> Given records:

------------------------------

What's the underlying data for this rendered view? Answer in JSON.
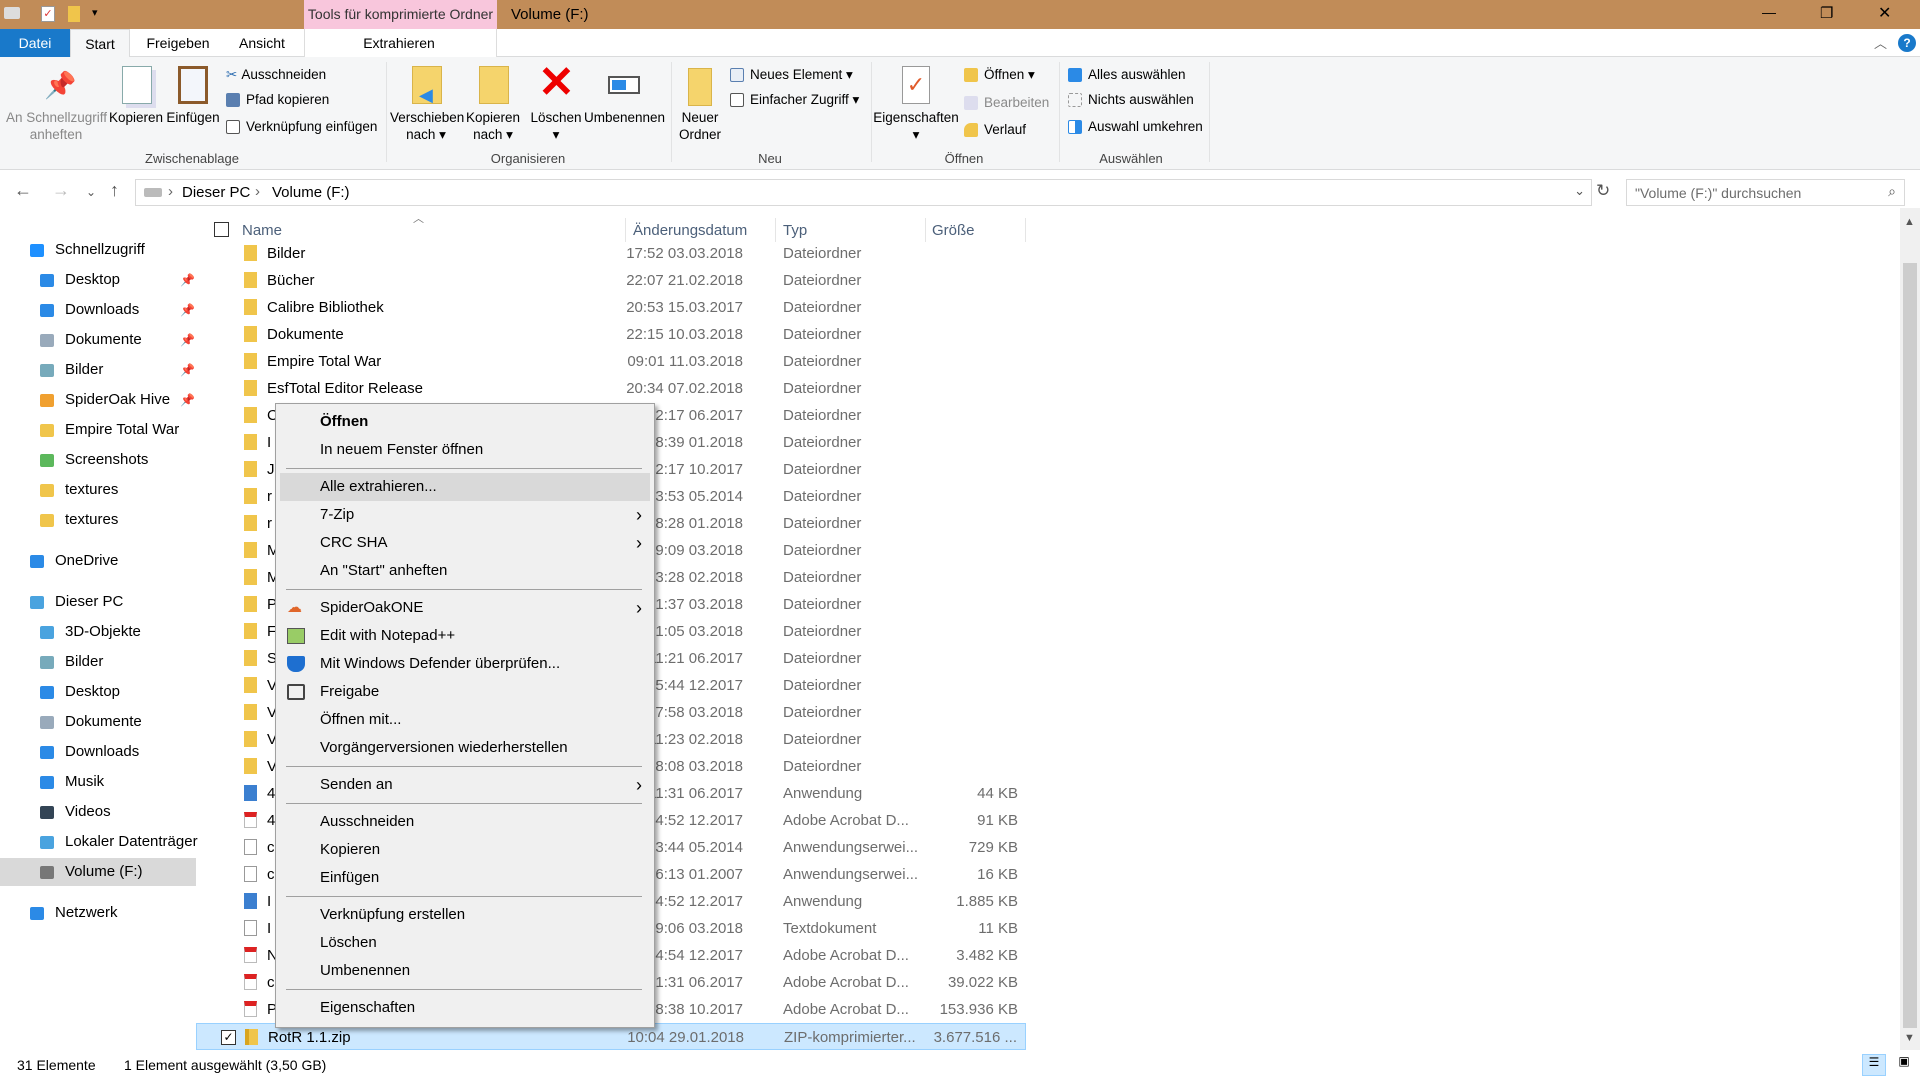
{
  "window": {
    "title": "Volume (F:)",
    "context_tab": "Tools für komprimierte Ordner",
    "minimize": "—",
    "restore": "❐",
    "close": "✕"
  },
  "tabs": [
    {
      "label": "Datei"
    },
    {
      "label": "Start"
    },
    {
      "label": "Freigeben"
    },
    {
      "label": "Ansicht"
    },
    {
      "label": "Extrahieren"
    }
  ],
  "ribbon": {
    "clipboard": {
      "pin_l1": "An Schnellzugriff",
      "pin_l2": "anheften",
      "copy": "Kopieren",
      "paste": "Einfügen",
      "cut": "Ausschneiden",
      "copy_path": "Pfad kopieren",
      "paste_link": "Verknüpfung einfügen",
      "group": "Zwischenablage"
    },
    "organize": {
      "move_l1": "Verschieben",
      "move_l2": "nach ▾",
      "copyto_l1": "Kopieren",
      "copyto_l2": "nach ▾",
      "delete": "Löschen",
      "delete_arrow": "▾",
      "rename": "Umbenennen",
      "group": "Organisieren"
    },
    "new": {
      "folder_l1": "Neuer",
      "folder_l2": "Ordner",
      "new_item": "Neues Element ▾",
      "easy_access": "Einfacher Zugriff ▾",
      "group": "Neu"
    },
    "open": {
      "props": "Eigenschaften",
      "props_arrow": "▾",
      "open": "Öffnen ▾",
      "edit": "Bearbeiten",
      "history": "Verlauf",
      "group": "Öffnen"
    },
    "select": {
      "all": "Alles auswählen",
      "none": "Nichts auswählen",
      "invert": "Auswahl umkehren",
      "group": "Auswählen"
    }
  },
  "address": {
    "crumbs": [
      "Dieser PC",
      "Volume (F:)"
    ],
    "sep": "›",
    "search_placeholder": "\"Volume (F:)\" durchsuchen"
  },
  "sidebar": [
    {
      "label": "Schnellzugriff",
      "level": 0,
      "icon": "star-icon",
      "color": "#1e90ff"
    },
    {
      "label": "Desktop",
      "level": 1,
      "icon": "desktop-icon",
      "pin": true,
      "color": "#2b8ae6"
    },
    {
      "label": "Downloads",
      "level": 1,
      "icon": "download-icon",
      "pin": true,
      "color": "#2b8ae6"
    },
    {
      "label": "Dokumente",
      "level": 1,
      "icon": "documents-icon",
      "pin": true,
      "color": "#9ab"
    },
    {
      "label": "Bilder",
      "level": 1,
      "icon": "pictures-icon",
      "pin": true,
      "color": "#7ab"
    },
    {
      "label": "SpiderOak Hive",
      "level": 1,
      "icon": "spideroak-icon",
      "pin": true,
      "color": "#f0a030"
    },
    {
      "label": "Empire Total War",
      "level": 1,
      "icon": "folder-icon",
      "color": "#f0c54b"
    },
    {
      "label": "Screenshots",
      "level": 1,
      "icon": "screenshots-icon",
      "color": "#5cb85c"
    },
    {
      "label": "textures",
      "level": 1,
      "icon": "folder-icon",
      "color": "#f0c54b"
    },
    {
      "label": "textures",
      "level": 1,
      "icon": "folder-icon",
      "color": "#f0c54b"
    },
    {
      "label": "OneDrive",
      "level": 0,
      "icon": "onedrive-icon",
      "color": "#2b8ae6",
      "gap": true
    },
    {
      "label": "Dieser PC",
      "level": 0,
      "icon": "computer-icon",
      "color": "#4aa3df",
      "gap": true
    },
    {
      "label": "3D-Objekte",
      "level": 1,
      "icon": "3d-objects-icon",
      "color": "#4aa3df"
    },
    {
      "label": "Bilder",
      "level": 1,
      "icon": "pictures-icon",
      "color": "#7ab"
    },
    {
      "label": "Desktop",
      "level": 1,
      "icon": "desktop-icon",
      "color": "#2b8ae6"
    },
    {
      "label": "Dokumente",
      "level": 1,
      "icon": "documents-icon",
      "color": "#9ab"
    },
    {
      "label": "Downloads",
      "level": 1,
      "icon": "download-icon",
      "color": "#2b8ae6"
    },
    {
      "label": "Musik",
      "level": 1,
      "icon": "music-icon",
      "color": "#2b8ae6"
    },
    {
      "label": "Videos",
      "level": 1,
      "icon": "videos-icon",
      "color": "#345"
    },
    {
      "label": "Lokaler Datenträger",
      "level": 1,
      "icon": "drive-icon",
      "color": "#4aa3df"
    },
    {
      "label": "Volume (F:)",
      "level": 1,
      "icon": "drive-icon",
      "color": "#777",
      "selected": true
    },
    {
      "label": "Netzwerk",
      "level": 0,
      "icon": "network-icon",
      "color": "#2b8ae6",
      "gap": true
    }
  ],
  "columns": {
    "name": "Name",
    "date": "Änderungsdatum",
    "type": "Typ",
    "size": "Größe"
  },
  "files": [
    {
      "name": "Bilder",
      "date": "03.03.2018 17:52",
      "type": "Dateiordner",
      "size": "",
      "icon": "folder"
    },
    {
      "name": "Bücher",
      "date": "21.02.2018 22:07",
      "type": "Dateiordner",
      "size": "",
      "icon": "folder"
    },
    {
      "name": "Calibre Bibliothek",
      "date": "15.03.2017 20:53",
      "type": "Dateiordner",
      "size": "",
      "icon": "folder"
    },
    {
      "name": "Dokumente",
      "date": "10.03.2018 22:15",
      "type": "Dateiordner",
      "size": "",
      "icon": "folder"
    },
    {
      "name": "Empire Total War",
      "date": "11.03.2018 09:01",
      "type": "Dateiordner",
      "size": "",
      "icon": "folder"
    },
    {
      "name": "EsfTotal Editor Release",
      "date": "07.02.2018 20:34",
      "type": "Dateiordner",
      "size": "",
      "icon": "folder"
    },
    {
      "name": "C",
      "date": "06.2017 12:17",
      "type": "Dateiordner",
      "size": "",
      "icon": "folder"
    },
    {
      "name": "I",
      "date": "01.2018 18:39",
      "type": "Dateiordner",
      "size": "",
      "icon": "folder"
    },
    {
      "name": "J",
      "date": "10.2017 22:17",
      "type": "Dateiordner",
      "size": "",
      "icon": "folder"
    },
    {
      "name": "r",
      "date": "05.2014 23:53",
      "type": "Dateiordner",
      "size": "",
      "icon": "folder"
    },
    {
      "name": "r",
      "date": "01.2018 18:28",
      "type": "Dateiordner",
      "size": "",
      "icon": "folder"
    },
    {
      "name": "M",
      "date": "03.2018 09:09",
      "type": "Dateiordner",
      "size": "",
      "icon": "folder"
    },
    {
      "name": "M",
      "date": "02.2018 13:28",
      "type": "Dateiordner",
      "size": "",
      "icon": "folder"
    },
    {
      "name": "P",
      "date": "03.2018 21:37",
      "type": "Dateiordner",
      "size": "",
      "icon": "folder"
    },
    {
      "name": "F",
      "date": "03.2018 21:05",
      "type": "Dateiordner",
      "size": "",
      "icon": "folder"
    },
    {
      "name": "S",
      "date": "06.2017 11:21",
      "type": "Dateiordner",
      "size": "",
      "icon": "folder"
    },
    {
      "name": "V",
      "date": "12.2017 15:44",
      "type": "Dateiordner",
      "size": "",
      "icon": "folder"
    },
    {
      "name": "V",
      "date": "03.2018 07:58",
      "type": "Dateiordner",
      "size": "",
      "icon": "folder"
    },
    {
      "name": "V",
      "date": "02.2018 11:23",
      "type": "Dateiordner",
      "size": "",
      "icon": "folder"
    },
    {
      "name": "V",
      "date": "03.2018 08:08",
      "type": "Dateiordner",
      "size": "",
      "icon": "folder"
    },
    {
      "name": "4",
      "date": "06.2017 11:31",
      "type": "Anwendung",
      "size": "44 KB",
      "icon": "app"
    },
    {
      "name": "4",
      "date": "12.2017 14:52",
      "type": "Adobe Acrobat D...",
      "size": "91 KB",
      "icon": "pdf"
    },
    {
      "name": "c",
      "date": "05.2014 23:44",
      "type": "Anwendungserwei...",
      "size": "729 KB",
      "icon": "dll"
    },
    {
      "name": "c",
      "date": "01.2007 16:13",
      "type": "Anwendungserwei...",
      "size": "16 KB",
      "icon": "dll"
    },
    {
      "name": "I",
      "date": "12.2017 14:52",
      "type": "Anwendung",
      "size": "1.885 KB",
      "icon": "app"
    },
    {
      "name": "I",
      "date": "03.2018 09:06",
      "type": "Textdokument",
      "size": "11 KB",
      "icon": "txt"
    },
    {
      "name": "N",
      "date": "12.2017 14:54",
      "type": "Adobe Acrobat D...",
      "size": "3.482 KB",
      "icon": "pdf"
    },
    {
      "name": "c",
      "date": "06.2017 21:31",
      "type": "Adobe Acrobat D...",
      "size": "39.022 KB",
      "icon": "pdf"
    },
    {
      "name": "P",
      "date": "10.2017 18:38",
      "type": "Adobe Acrobat D...",
      "size": "153.936 KB",
      "icon": "pdf"
    },
    {
      "name": "RotR 1.1.zip",
      "date": "29.01.2018 10:04",
      "type": "ZIP-komprimierter...",
      "size": "3.677.516 ...",
      "icon": "zip",
      "selected": true
    }
  ],
  "menu": [
    {
      "label": "Öffnen",
      "bold": true
    },
    {
      "label": "In neuem Fenster öffnen"
    },
    {
      "sep": true
    },
    {
      "label": "Alle extrahieren...",
      "highlight": true
    },
    {
      "label": "7-Zip",
      "sub": true
    },
    {
      "label": "CRC SHA",
      "sub": true
    },
    {
      "label": "An \"Start\" anheften"
    },
    {
      "sep": true
    },
    {
      "label": "SpiderOakONE",
      "sub": true,
      "icon": "spideroak-icon"
    },
    {
      "label": "Edit with Notepad++",
      "icon": "notepad-icon"
    },
    {
      "label": "Mit Windows Defender überprüfen...",
      "icon": "shield-icon"
    },
    {
      "label": "Freigabe",
      "icon": "share-icon"
    },
    {
      "label": "Öffnen mit..."
    },
    {
      "label": "Vorgängerversionen wiederherstellen"
    },
    {
      "sep": true
    },
    {
      "label": "Senden an",
      "sub": true
    },
    {
      "sep": true
    },
    {
      "label": "Ausschneiden"
    },
    {
      "label": "Kopieren"
    },
    {
      "label": "Einfügen"
    },
    {
      "sep": true
    },
    {
      "label": "Verknüpfung erstellen"
    },
    {
      "label": "Löschen"
    },
    {
      "label": "Umbenennen"
    },
    {
      "sep": true
    },
    {
      "label": "Eigenschaften"
    }
  ],
  "status": {
    "count": "31 Elemente",
    "selection": "1 Element ausgewählt (3,50 GB)"
  },
  "colors": {
    "accent": "#1979ca",
    "selection": "#cce8ff",
    "titlebar": "#c18c58",
    "context_tab": "#f8c6dc"
  }
}
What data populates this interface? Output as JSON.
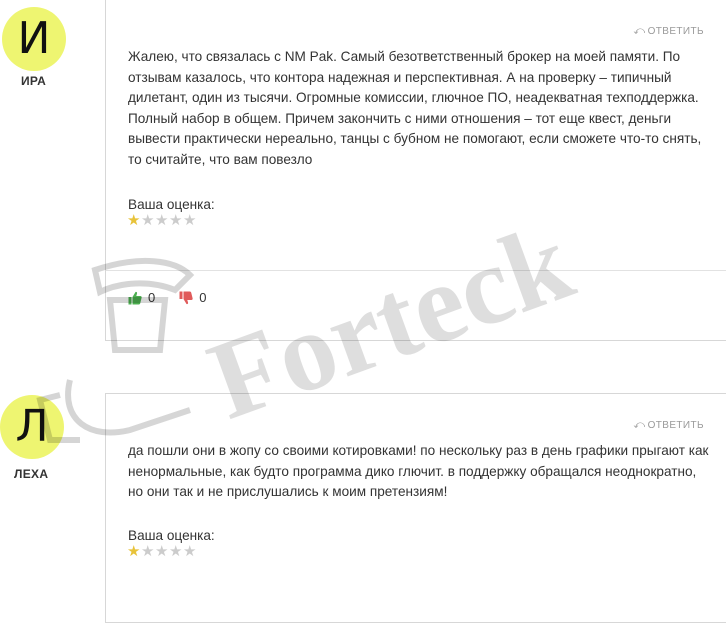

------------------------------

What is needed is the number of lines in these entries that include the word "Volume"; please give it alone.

> Solution for this task: 4